LAUSD Teachers Strike

Riley Brown, Staff Writer

LAUSD faced a worker’s strike.

Around 60,000 LAUSD workers struck from March 21-23, 2023. Of this group, 30,000 are bus drivers, custodians, teacher aids, cafeteria workers, and more school support members. 35,000 teachers will be rallying with them, causing hundreds of schools to shut down for the next few days.

What’s the reason for this strike? The workers demanded a 30% raise and $2 per hour equity wage raise. The district’s initial response was a 15% overall raise and a raise in their minimum wage to $20 per hour, but the worker’s union has not budged. Superintendent Alberto Carvalho has stated he is working with the union and LAUSD to come to an agreement, but no discussion has stopped the strike – its first day was March 21st, with around 420,000 students out of school. The union refused to have a face-to-face discussion with the superintendent and instead asked for a fact-finding panel, which has not yet been set up.

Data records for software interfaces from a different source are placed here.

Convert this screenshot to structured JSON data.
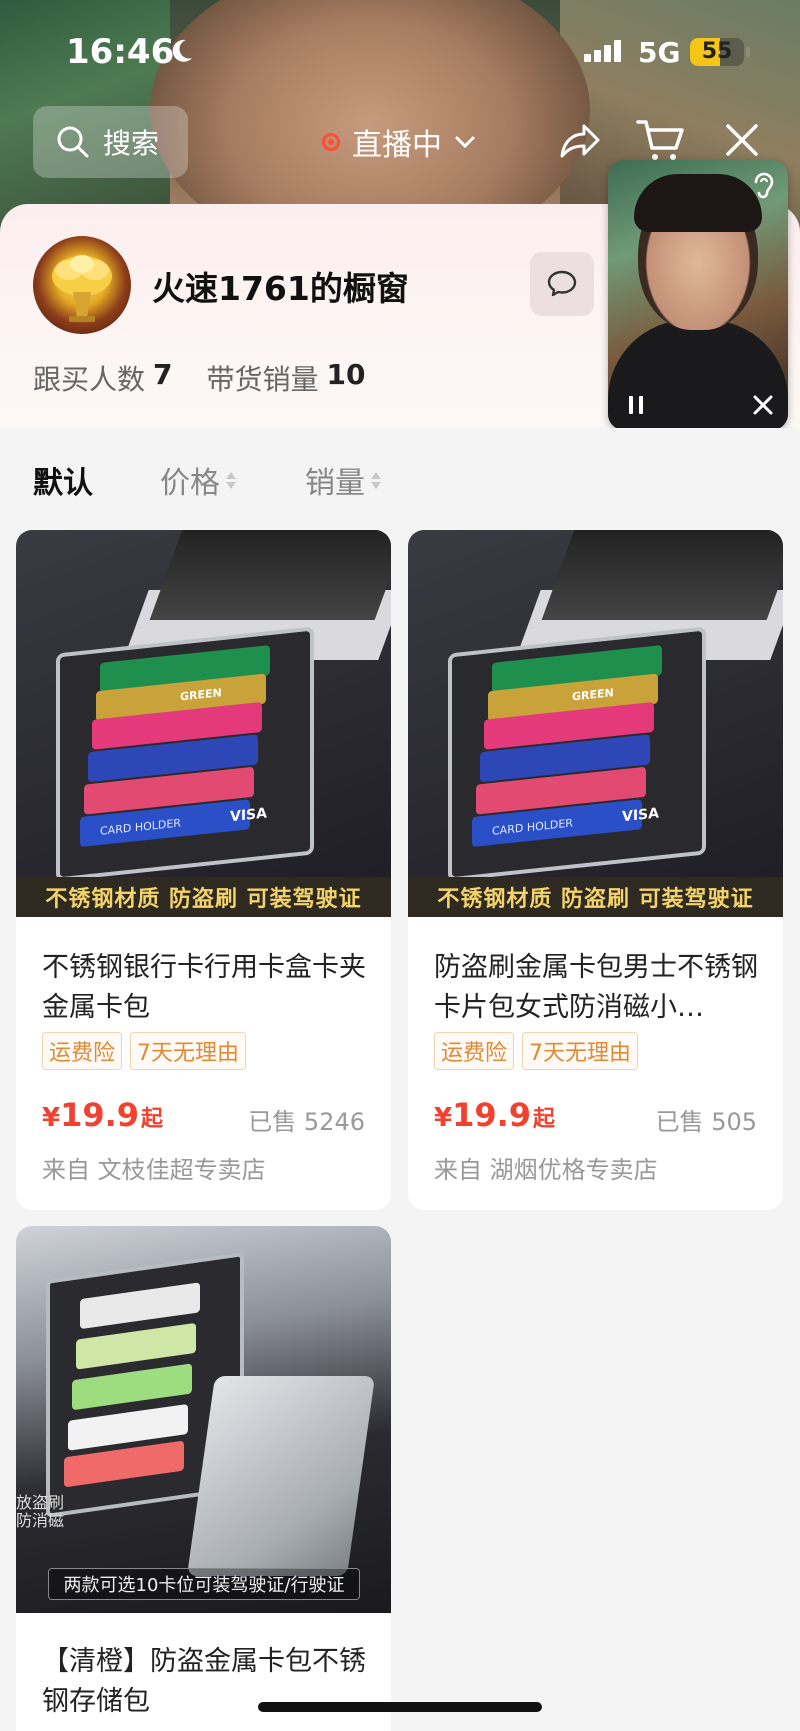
{
  "status": {
    "time": "16:46",
    "network": "5G",
    "battery": "55",
    "battery_level": 0.55
  },
  "topbar": {
    "search_label": "搜索",
    "live_label": "直播中"
  },
  "shop": {
    "name": "火速1761的橱窗",
    "followers_label": "跟买人数",
    "followers_value": "7",
    "sales_label": "带货销量",
    "sales_value": "10"
  },
  "sort": {
    "default": "默认",
    "price": "价格",
    "sales": "销量"
  },
  "products": [
    {
      "title": "不锈钢银行卡行用卡盒卡夹金属卡包",
      "tags": [
        "运费险",
        "7天无理由"
      ],
      "currency": "¥",
      "price": "19.9",
      "price_suffix": "起",
      "sold": "已售 5246",
      "shop": "来自 文枝佳超专卖店",
      "banner": "不锈钢材质 防盗刷 可装驾驶证",
      "card_brand": "VISA",
      "card_label": "CARD HOLDER",
      "card_green": "GREEN"
    },
    {
      "title": "防盗刷金属卡包男士不锈钢卡片包女式防消磁小…",
      "tags": [
        "运费险",
        "7天无理由"
      ],
      "currency": "¥",
      "price": "19.9",
      "price_suffix": "起",
      "sold": "已售 505",
      "shop": "来自 湖烟优格专卖店",
      "banner": "不锈钢材质 防盗刷 可装驾驶证",
      "card_brand": "VISA",
      "card_label": "CARD HOLDER",
      "card_green": "GREEN"
    },
    {
      "title": "【清橙】防盗金属卡包不锈钢存储包",
      "side_text": "放盗刷\n防消磁",
      "bottom_text": "两款可选10卡位可装驾驶证/行驶证"
    }
  ],
  "colors": {
    "price": "#f2412f",
    "tag": "#e08a34",
    "live_dot": "#ff4d3a",
    "banner_text": "#f3d36a"
  }
}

This is not the only strike LAUSD has suffered recently. In 2019, LAUSD teachers went on strike to demand smaller maximum class sizes, less standardized testing, a 6.5% raise, more nurses and guidance counselors, and accountability for charter schools. I was in 5th grade at an LAUSD elementary school in 2019 (shoutout to Encino Charter!), and I walked alongside my teachers in the strike. I even wrote the front-page article about it in my school’s newspaper, the Encino Explorer.

After a week of striking, the union and district came to an agreement: a 6% raise, smaller maximum class sizes (39 students per class in grades 4-12, and 27 max in TK-3rd), 50% less standardized testing, more accountability for charter schools, 80 more librarians over the next two years, and more nurses.

Although I loved my public school experience, one of the unfortunate aspects of LAUSD is the underfunded classrooms and workers – teachers constantly have to buy their own supplies and deal with subpar classrooms and campuses. The district never provides enough to make the schools as strong as they could be, and it’s left up to individual teachers and workers to create a happy, safe, inviting environment for the next generation of students.
While we are so lucky to be in a safer, better-equipped school than most students in SoCal, it’s important to take the time to appreciate the people we have. Even though our Viewpoint staff aren’t in the same position as LAUSD workers, we need to treat them with the same respect and gratitude that LAUSD students are showing their striking support right now.

2023 strike:

2019 strike: